■ Task ■
Please copy each line of the records below that holds the word "Button".

■ Materials provided ■
****************

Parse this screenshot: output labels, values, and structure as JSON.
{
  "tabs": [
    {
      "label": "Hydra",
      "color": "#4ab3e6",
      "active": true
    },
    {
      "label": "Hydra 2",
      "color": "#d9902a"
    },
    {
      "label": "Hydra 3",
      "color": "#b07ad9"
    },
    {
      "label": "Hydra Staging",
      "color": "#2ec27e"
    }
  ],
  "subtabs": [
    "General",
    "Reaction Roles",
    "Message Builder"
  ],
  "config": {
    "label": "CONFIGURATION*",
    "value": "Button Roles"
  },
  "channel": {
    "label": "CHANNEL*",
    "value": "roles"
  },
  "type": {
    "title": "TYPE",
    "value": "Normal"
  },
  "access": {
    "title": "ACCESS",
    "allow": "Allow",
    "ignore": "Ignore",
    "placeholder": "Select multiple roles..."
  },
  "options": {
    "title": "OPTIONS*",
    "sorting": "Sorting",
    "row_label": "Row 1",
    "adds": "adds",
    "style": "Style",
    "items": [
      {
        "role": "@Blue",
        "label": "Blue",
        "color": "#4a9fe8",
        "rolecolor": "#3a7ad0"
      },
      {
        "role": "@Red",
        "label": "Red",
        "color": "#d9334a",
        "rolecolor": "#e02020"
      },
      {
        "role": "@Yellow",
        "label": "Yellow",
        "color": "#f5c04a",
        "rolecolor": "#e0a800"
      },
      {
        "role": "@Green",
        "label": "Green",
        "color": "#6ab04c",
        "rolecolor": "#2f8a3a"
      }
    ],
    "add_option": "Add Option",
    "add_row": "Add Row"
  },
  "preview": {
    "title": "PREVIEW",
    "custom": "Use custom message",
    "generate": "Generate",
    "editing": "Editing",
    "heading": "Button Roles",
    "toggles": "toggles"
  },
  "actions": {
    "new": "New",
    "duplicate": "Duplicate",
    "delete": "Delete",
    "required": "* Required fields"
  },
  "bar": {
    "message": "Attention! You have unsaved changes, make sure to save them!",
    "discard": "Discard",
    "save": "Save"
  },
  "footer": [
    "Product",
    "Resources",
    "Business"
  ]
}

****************

■ Exercise solution ■
    "value": "Button Roles"
    "heading": "Button Roles",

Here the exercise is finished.